Committed, engaged, playful – but also forgetful. You could say that I read for an experience of an idea rather than for the purpose of constructing world systems out of the previously existing ideas.
How significant are theories and histories of photography now that curation is so prominent?
My previous answer might signify that I don’t care much about historical unfoldings and coherent linear trajectories. But this couldn’t be further from the truth. I recognise that meaningful photographic curation requires expertise, which needs to involve familiarity with theories and histories of photography. We also have to remember that these theories and histories are already forms of curation – and that they can be rewritten, restaged, rearranged.
What qualities do you admire in other writers?
A mixture of rigour and vitality and a desire to say something interesting and new about the world. I appreciate writers who have an awareness of their own writerly task – and who take this task (but not necessarily themselves, under the guise of ‘Here I Am as a Great Writer Speaking to You My Dear Reader’) seriously. My ideal writerly voice would be Roland Barthes from A Lover’s Discourse (1977) – but not, for the love of God, Camera Lucida (1980) – hybridised with Donna Haraway and Rebecca Solnit, and then remixed through some postcolonial epistemologies and affects, such as those coming from Eduardo Viveiros de Castro.
What texts have influenced you the most?
There are so many – from texts on photography by writers such as Vilém Flusser, Geoffrey Batchen and Tina M. Campt, through to those whose authors have shown me the way with words and concepts: Jacques Derrida, Hélène Cixous, Tim Ingold, Juhani Pallasmaa, Stanisław Lem. The book I wish I had written myself is Pandora’s Camera: Photogr@phy After Photography (2014) by Joan Fontcuberta.
What is the place of criticality in photography writing now?
We now live in image flows – we are surrounded by photographs on screens large and small, and are mediating our relationships with others through images. Photographs and other images form a transparent layer through which we see the world. I am increasingly concerned about the fact that this layer remains largely unseen. So, for me, the function of criticality in photography writing would consist in drawing attention to that seemingly transparent photographic layer, to see it for what it is, for what it’s made of and for how it’s made.
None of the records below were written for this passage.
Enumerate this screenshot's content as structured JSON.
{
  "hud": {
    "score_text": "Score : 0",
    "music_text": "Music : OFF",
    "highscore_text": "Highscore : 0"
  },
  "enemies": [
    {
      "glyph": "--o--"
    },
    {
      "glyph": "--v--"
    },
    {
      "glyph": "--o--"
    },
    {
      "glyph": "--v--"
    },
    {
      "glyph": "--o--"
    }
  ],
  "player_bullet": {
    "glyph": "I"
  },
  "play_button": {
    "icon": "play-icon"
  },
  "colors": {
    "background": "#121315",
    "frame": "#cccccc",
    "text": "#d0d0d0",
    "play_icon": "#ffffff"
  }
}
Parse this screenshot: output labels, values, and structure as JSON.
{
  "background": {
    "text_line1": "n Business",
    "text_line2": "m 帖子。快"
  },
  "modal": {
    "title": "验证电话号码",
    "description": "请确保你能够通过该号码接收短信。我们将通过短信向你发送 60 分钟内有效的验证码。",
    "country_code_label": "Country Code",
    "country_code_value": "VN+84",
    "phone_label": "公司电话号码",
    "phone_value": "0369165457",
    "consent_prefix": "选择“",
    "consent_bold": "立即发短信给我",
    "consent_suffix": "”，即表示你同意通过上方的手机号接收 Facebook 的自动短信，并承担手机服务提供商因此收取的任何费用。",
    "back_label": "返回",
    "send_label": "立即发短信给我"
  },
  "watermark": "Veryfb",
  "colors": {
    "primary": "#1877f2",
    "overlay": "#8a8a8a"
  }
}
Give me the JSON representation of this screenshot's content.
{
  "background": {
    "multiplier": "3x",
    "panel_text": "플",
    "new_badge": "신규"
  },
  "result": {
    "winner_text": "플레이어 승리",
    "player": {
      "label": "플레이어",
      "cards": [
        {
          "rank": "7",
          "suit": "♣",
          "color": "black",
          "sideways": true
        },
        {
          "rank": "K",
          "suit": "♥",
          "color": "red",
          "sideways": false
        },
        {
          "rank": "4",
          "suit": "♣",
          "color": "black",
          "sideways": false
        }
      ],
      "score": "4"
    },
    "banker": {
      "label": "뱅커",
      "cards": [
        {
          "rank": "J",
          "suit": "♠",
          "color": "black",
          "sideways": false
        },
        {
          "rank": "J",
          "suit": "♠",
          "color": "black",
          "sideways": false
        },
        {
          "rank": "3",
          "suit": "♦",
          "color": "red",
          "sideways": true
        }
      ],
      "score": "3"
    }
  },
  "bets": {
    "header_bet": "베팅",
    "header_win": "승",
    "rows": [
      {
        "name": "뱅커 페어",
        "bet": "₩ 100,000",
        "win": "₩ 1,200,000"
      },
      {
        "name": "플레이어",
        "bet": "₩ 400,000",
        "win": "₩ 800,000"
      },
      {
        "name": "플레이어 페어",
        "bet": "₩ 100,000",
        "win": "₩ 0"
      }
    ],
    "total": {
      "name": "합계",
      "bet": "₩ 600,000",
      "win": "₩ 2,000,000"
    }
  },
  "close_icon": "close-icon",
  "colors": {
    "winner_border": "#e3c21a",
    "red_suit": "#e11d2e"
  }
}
This would need to involve going beyond semiotic readings of individual images – although I believe there is still need for developing an image literacy of an interpretative kind. But it would also need to involve developing an understanding of image infrastructures and of the way those infrastructures are involved in shaping our socio-political reality today. With this, we could perhaps go so far as to argue not only that photography writing needs to include criticality but also that any form of critical theory and critical writing today needs to engage, seriously and profoundly, with photography.♦
Further interviews in the Writer Conversations series can be read here.
Writer Conversations is edited by Lucy Soutter (University of Westminster) and Duncan Wooldridge (Camberwell College of Arts, University of the Arts London), upon the invitation of Tim Clark (1000 Words and The Institute of Photography, Falmouth University).
2-Book cover of Joanna Zylinska, Nonhuman Photography (MIT Press, 2017)
3-Book cover of Joanna Zylinska, Minimal Ethics for the Anthropocene (Open Humanities Press, 2014)
4-Joanna Zylinska, Planetary Exhalation, 2021